Gabriella Hirst is an artist exploring the place of intimacy and the personal within the institutional. She is interested in the labour involved in the upkeep of illusions of permanence, with specific reference to gardening, art conservation and archive maintenance. Working across video, performance, ceramics, sound and poetry, she is inspired by cinematic tropes, slapstick routines and romantic clichés. She was shortlisted for the Ivan Juritz Prize in 2018.
From Thursday 16th May to Sunday 19th May The Store X Gallery at 180 The Strand will be hosting FOUND: A Harold Feinstein Exhibition , the UK’s first ever exhibition of the legendary, 20th century American photographer Harold Feinstein. The exhibition is accompanied by screenings at the Curzon DocHouse of Andy Dunn’s film Last Stop Coney Island: The Life and Photography of Harold Feinstein.

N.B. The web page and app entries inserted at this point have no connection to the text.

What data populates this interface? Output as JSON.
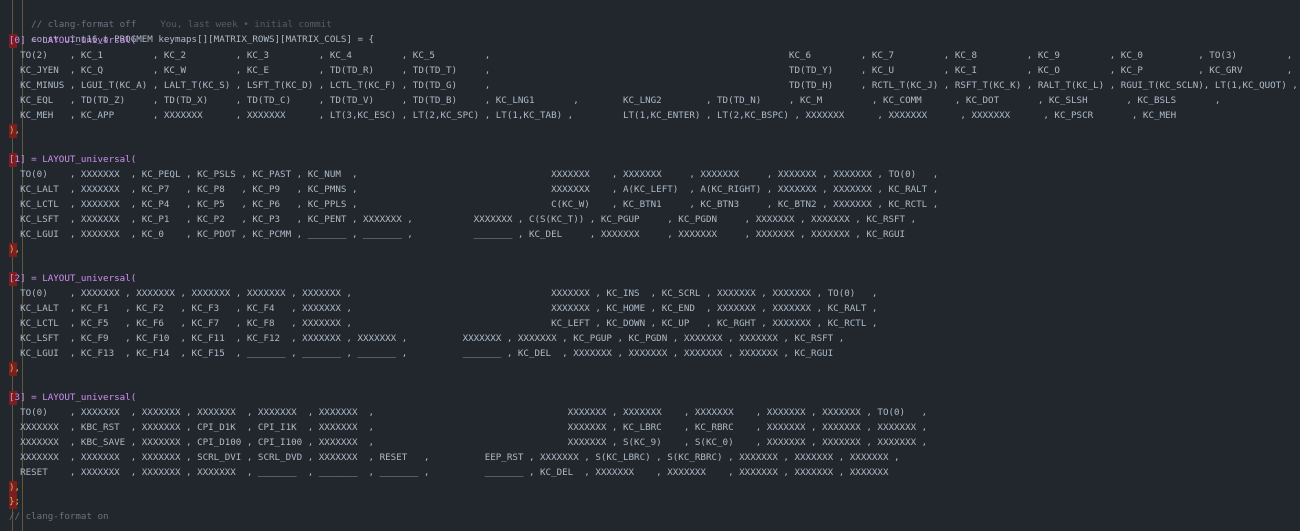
{
  "header": {
    "comment_off": "// clang-format off",
    "blame": "You, last week • initial commit",
    "decl": "const uint16_t PROGMEM keymaps[][MATRIX_ROWS][MATRIX_COLS] = {"
  },
  "layers": [
    {
      "title": "[0] = LAYOUT_universal(",
      "rows": [
        "  TO(2)    , KC_1         , KC_2         , KC_3         , KC_4         , KC_5         ,                                                      KC_6         , KC_7         , KC_8         , KC_9         , KC_0          , TO(3)         ,",
        "  KC_JYEN  , KC_Q         , KC_W         , KC_E         , TD(TD_R)     , TD(TD_T)     ,                                                      TD(TD_Y)     , KC_U         , KC_I         , KC_O         , KC_P          , KC_GRV        ,",
        "  KC_MINUS , LGUI_T(KC_A) , LALT_T(KC_S) , LSFT_T(KC_D) , LCTL_T(KC_F) , TD(TD_G)     ,                                                      TD(TD_H)     , RCTL_T(KC_J) , RSFT_T(KC_K) , RALT_T(KC_L) , RGUI_T(KC_SCLN), LT(1,KC_QUOT) ,",
        "  KC_EQL   , TD(TD_Z)     , TD(TD_X)     , TD(TD_C)     , TD(TD_V)     , TD(TD_B)     , KC_LNG1       ,        KC_LNG2        , TD(TD_N)     , KC_M         , KC_COMM      , KC_DOT       , KC_SLSH       , KC_BSLS       ,",
        "  KC_MEH   , KC_APP       , XXXXXXX      , XXXXXXX      , LT(3,KC_ESC) , LT(2,KC_SPC) , LT(1,KC_TAB) ,         LT(1,KC_ENTER) , LT(2,KC_BSPC) , XXXXXXX      , XXXXXXX      , XXXXXXX      , KC_PSCR       , KC_MEH"
      ],
      "close": "),"
    },
    {
      "title": "[1] = LAYOUT_universal(",
      "rows": [
        "  TO(0)    , XXXXXXX  , KC_PEQL , KC_PSLS , KC_PAST , KC_NUM  ,                                   XXXXXXX    , XXXXXXX     , XXXXXXX     , XXXXXXX , XXXXXXX , TO(0)   ,",
        "  KC_LALT  , XXXXXXX  , KC_P7   , KC_P8   , KC_P9   , KC_PMNS ,                                   XXXXXXX    , A(KC_LEFT)  , A(KC_RIGHT) , XXXXXXX , XXXXXXX , KC_RALT ,",
        "  KC_LCTL  , XXXXXXX  , KC_P4   , KC_P5   , KC_P6   , KC_PPLS ,                                   C(KC_W)    , KC_BTN1     , KC_BTN3     , KC_BTN2 , XXXXXXX , KC_RCTL ,",
        "  KC_LSFT  , XXXXXXX  , KC_P1   , KC_P2   , KC_P3   , KC_PENT , XXXXXXX ,           XXXXXXX , C(S(KC_T)) , KC_PGUP     , KC_PGDN     , XXXXXXX , XXXXXXX , KC_RSFT ,",
        "  KC_LGUI  , XXXXXXX  , KC_0    , KC_PDOT , KC_PCMM , _______ , _______ ,           _______ , KC_DEL     , XXXXXXX     , XXXXXXX     , XXXXXXX , XXXXXXX , KC_RGUI"
      ],
      "close": "),"
    },
    {
      "title": "[2] = LAYOUT_universal(",
      "rows": [
        "  TO(0)    , XXXXXXX , XXXXXXX , XXXXXXX , XXXXXXX , XXXXXXX ,                                    XXXXXXX , KC_INS  , KC_SCRL , XXXXXXX , XXXXXXX , TO(0)   ,",
        "  KC_LALT  , KC_F1   , KC_F2   , KC_F3   , KC_F4   , XXXXXXX ,                                    XXXXXXX , KC_HOME , KC_END  , XXXXXXX , XXXXXXX , KC_RALT ,",
        "  KC_LCTL  , KC_F5   , KC_F6   , KC_F7   , KC_F8   , XXXXXXX ,                                    KC_LEFT , KC_DOWN , KC_UP   , KC_RGHT , XXXXXXX , KC_RCTL ,",
        "  KC_LSFT  , KC_F9   , KC_F10  , KC_F11  , KC_F12  , XXXXXXX , XXXXXXX ,          XXXXXXX , XXXXXXX , KC_PGUP , KC_PGDN , XXXXXXX , XXXXXXX , KC_RSFT ,",
        "  KC_LGUI  , KC_F13  , KC_F14  , KC_F15  , _______ , _______ , _______ ,          _______ , KC_DEL  , XXXXXXX , XXXXXXX , XXXXXXX , XXXXXXX , KC_RGUI"
      ],
      "close": "),"
    },
    {
      "title": "[3] = LAYOUT_universal(",
      "rows": [
        "  TO(0)    , XXXXXXX  , XXXXXXX , XXXXXXX  , XXXXXXX  , XXXXXXX  ,                                   XXXXXXX , XXXXXXX    , XXXXXXX    , XXXXXXX , XXXXXXX , TO(0)   ,",
        "  XXXXXXX  , KBC_RST  , XXXXXXX , CPI_D1K  , CPI_I1K  , XXXXXXX  ,                                   XXXXXXX , KC_LBRC    , KC_RBRC    , XXXXXXX , XXXXXXX , XXXXXXX ,",
        "  XXXXXXX  , KBC_SAVE , XXXXXXX , CPI_D100 , CPI_I100 , XXXXXXX  ,                                   XXXXXXX , S(KC_9)    , S(KC_0)    , XXXXXXX , XXXXXXX , XXXXXXX ,",
        "  XXXXXXX  , XXXXXXX  , XXXXXXX , SCRL_DVI , SCRL_DVD , XXXXXXX  , RESET   ,          EEP_RST , XXXXXXX , S(KC_LBRC) , S(KC_RBRC) , XXXXXXX , XXXXXXX , XXXXXXX ,",
        "  RESET    , XXXXXXX  , XXXXXXX , XXXXXXX  , _______  , _______  , _______ ,          _______ , KC_DEL  , XXXXXXX    , XXXXXXX    , XXXXXXX , XXXXXXX , XXXXXXX"
      ],
      "close": "),"
    }
  ],
  "footer": {
    "close_brace": "};",
    "comment_on": "// clang-format on"
  },
  "colors": {
    "background": "#22272e",
    "keyword": "#f47067",
    "function": "#6cb6ff",
    "bracket": "#e0b450",
    "comment": "#6b7280"
  }
}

Dr. Michael Collins, Senior Lecturer in Twentieth-Century American Literature and Culture in The School of English, chatted with the curator Carrie Scott about Feinstein’s work and legacy, American photography at mid-century, and the place of optimism in art.
Susan Bennett is University Professor in the Department of English, University of Calgary, Canada. She is widely published across a variety of topics in theatre and performance studies, including Theatre Audiences (1997), Theatre & Museums (2013) and Sound (2019).
Sonia Massai is Professor of Shakespeare Studies at King’s College London, UK. She has published widely on the history of the transmission of Shakespeare in print and in performance. She is currently working on a new book on Shakespeare’s Accents: Voicing Identity in Performance and preparing a new edition of Richard III for the Arden Shakespeare.
When asked “What is politics?,” director Ivo van Hove’s answer is straightforward and uncompromising: “Politics is the antithesis of absolute truth.”
Fiona Anderson is a Lecturer in Art History in the Fine Art department at Newcastle. Her work explores queer social and sexual cultures and art from the 1970s to the present with a particular focus on cruising cultures, the HIV and AIDS crisis, queer world making practices, and the politics of urban space. Here, Fiona speaks to Mark Turner about her new book, Cruising the Dead River: David Wojnarowicz and New York’s Ruined Waterfront (University of Chicago Press, 2019).
Mark Turner is a Professor of Nineteenth and Twentieth-Century Literature in the English Department at King’s. He is the author of Trollope and the Magazines (2000), Backward Glances: Cruising the Queer Streets of New York and London (2003), and recently co-edited, with John Stokes, a major new edition of Oscar Wilde’s journalism for Oxford University Press. He has written about queer urban cultures and curated ‘Derek Jarman: Pandemonium’ at Somerset House in 2014. Mark is currently working on a project about the American gallerist Betty Parsons and her queer artists, particularly Forrest Bess. He co-founded the Queer@King’s research centre with colleagues in Arts and Humanities in 2003-4.
Katie Arthur is a PhD student in English at King’s researching the relationship between queerness and obscenity in the works of William Burroughs and John Waters.
by Lawrence Warner, Reader in Medieval English, KCL
Dr Warner’s third monograph, Chaucer’s Scribes: Medieval Textual Production, 1384-1432, was published by Cambridge University Press in 2018. He is also undertaking a new critical edition of Sir Gawain and the Green Knight. He is recipient of the 2016 Beatrice White Prize of the English Association for outstanding scholarly work in the field of English Literature before 1590, and Honorable Mention for the Richard J. Finneran Award for 2013, awarded by the Society for Textual Scholarship.
How did I end up writing a book arguing that the most exciting announcement ever in Chaucer studies — in medieval literary studies, perhaps even in English studies as a whole — was, to be blunt, wrong? Continue reading Chaucer’s Own Scribe? Adam Pynkhurst and the Production of Middle English Literature